Roman Chamomile Chamaemelum nobile (syn. Anthemis nobills)
A perennial herb with a short, much branched creeping rhizome, low-growing, creeping or ascending hairy stems and alternate, finely divided (two or three times pinnate) leaves with in-rolled margins. The terminal solitary flower heads have conical, solid receptacles and either white, ligulate ray-florets and yellow, tubular disc-florets or, in the case of cultivated double forms, only ligulate florets (these are most in demand for medicinal purposes). The receptacle bears chaffy scales between the florets. Green bracts ring the flower heads with white papery tips.
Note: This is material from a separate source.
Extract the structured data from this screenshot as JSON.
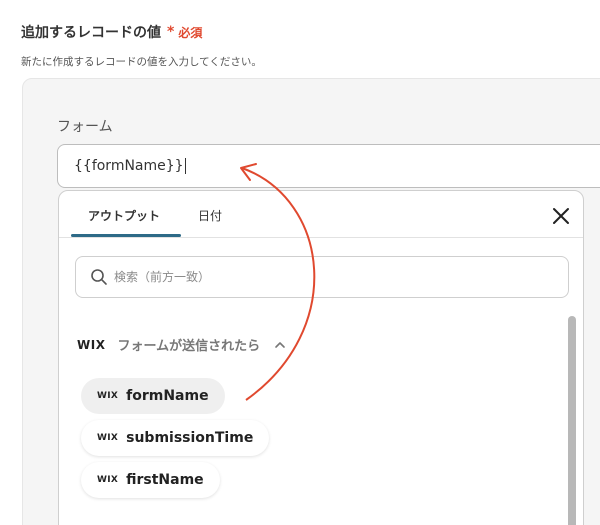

The fruit is a laterally flattened achene.
The flower heads are used medicinally. Their constituents include an essential oil with azulene that turns blue on distillation, bitter compounds, flavonoid glycosides and choline. They have anti-inflammatory. Antiseptic, antispasmodic, mild sedative, stomachic and diaphoretic properties. In herbal medicine an infusion is used for fever, dyspepsia, nausea, painful menstruation and insomnia. Used externally as a strong infusion Chamomile is also effective in treating ulcers, eczema and wounds. It has many cosmetic uses, a popular one being as a brightener of fair hair. Distillation of the fresh flowering stems yields the essential oil, which is used by the pharmaceutical industry.
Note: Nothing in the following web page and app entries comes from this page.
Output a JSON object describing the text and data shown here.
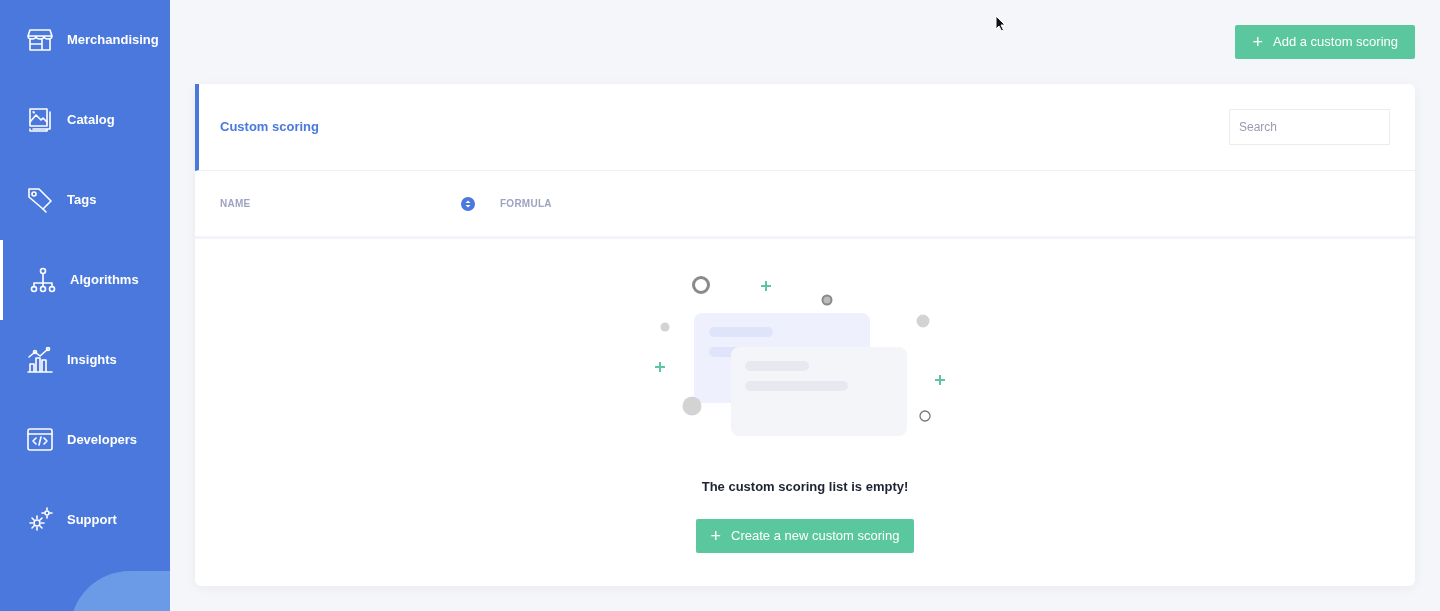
{
  "sidebar": {
    "items": [
      {
        "label": "Merchandising",
        "selected": false
      },
      {
        "label": "Catalog",
        "selected": false
      },
      {
        "label": "Tags",
        "selected": false
      },
      {
        "label": "Algorithms",
        "selected": true
      },
      {
        "label": "Insights",
        "selected": false
      },
      {
        "label": "Developers",
        "selected": false
      },
      {
        "label": "Support",
        "selected": false
      }
    ]
  },
  "add_button": {
    "label": "Add a custom scoring",
    "icon": "+"
  },
  "panel": {
    "title": "Custom scoring",
    "search": {
      "placeholder": "Search"
    },
    "table": {
      "columns": [
        "NAME",
        "FORMULA"
      ]
    },
    "empty_state": {
      "message": "The custom scoring list is empty!",
      "button": {
        "label": "Create a new custom scoring",
        "icon": "+"
      }
    }
  }
}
Chamomile grows wild in southern parts of the British Isles where it has a local distribution in pastures and other grassy places on sandy soils. It was once widely cultivated for medicinal purposes and for lawns and is sometimes found elsewhere in Britain as a garden escape. It is now commercially grown on the Continent but only on a small scale in Britain. The flowers smell of apples and its generic name, Chamaemelurn, which is derived from the Greek word kharnairnelon, means 'earth apple'. The ancient Egyptians who dedicated the herb to their gods knew the medicinal properties of Chamomile. The plant remains a favourite herbal remedy, especially in the form of Chamomile tea.
Flowering time: June to September